Atrial fibrillation is the most common type of cardiac arrhythmia in adults and its occurrence further increases with the increasing life expectancy of the general population. However, medication used to prevent coagulation can have significant side effects, from complications with bleeding to the necessity of blood tests through the GP at very close intervals.
The cause of strokes in patients with atrial fibrillation in many cases is an accumulation of blood clots in the cardiac auricle. These blood clots can then separate and travel to the brain, where they can cause a stroke.
Doctors at Hanover Medica School have been implanting in the left atrial auricle an umbrella with a diameter of about 3cm. This ‘cardiac auricle’ is then occluded with the help of an umbrella. ‘Through the occlusion of the left atrial auricle with a type of miniature umbrella strokes can be prevented as effectively as with medication,’ explained Professor Gunnar Klein, Head of the Department of Cardiology and Angiology. ‘In the long term, patients can do without regular administration of anticoagulants once they have undergone this catheter-supported intervention, which is carried out through the groin.’
The procedure is particularly suitable for patients at increased risk of stroke because of atrial fibrillation, i.e. patients over 75 who have already suffered a stroke or those who suffer from chronic cardiac insufficiency, diabetes or high blood pressure.

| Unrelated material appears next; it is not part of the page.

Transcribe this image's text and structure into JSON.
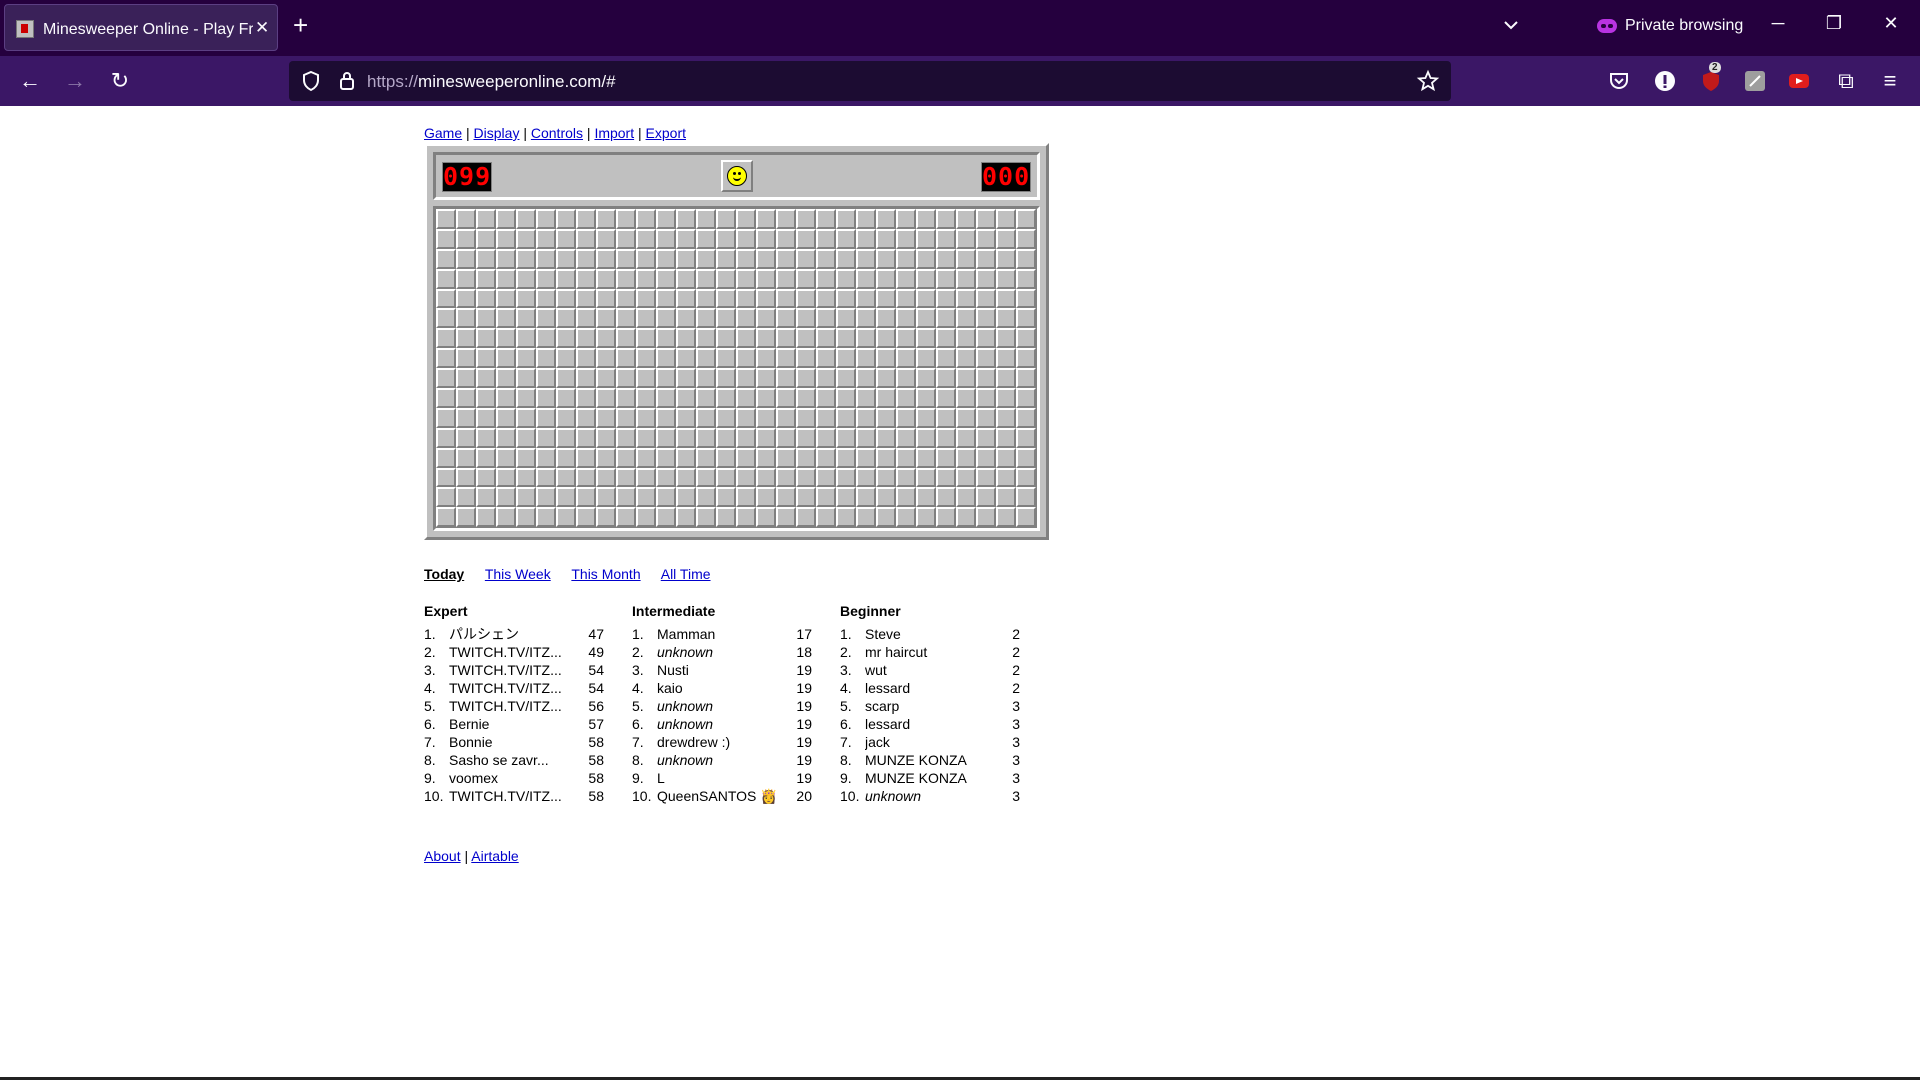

The intervention is carried out under local anaesthetic and takes about 30-45 minutes. Patients can get up and walk after six hours and are discharged the following day.
The procedure is covered by medical insurers.
Source: Medizinische Hochschule Hannover (Hanover Medical School)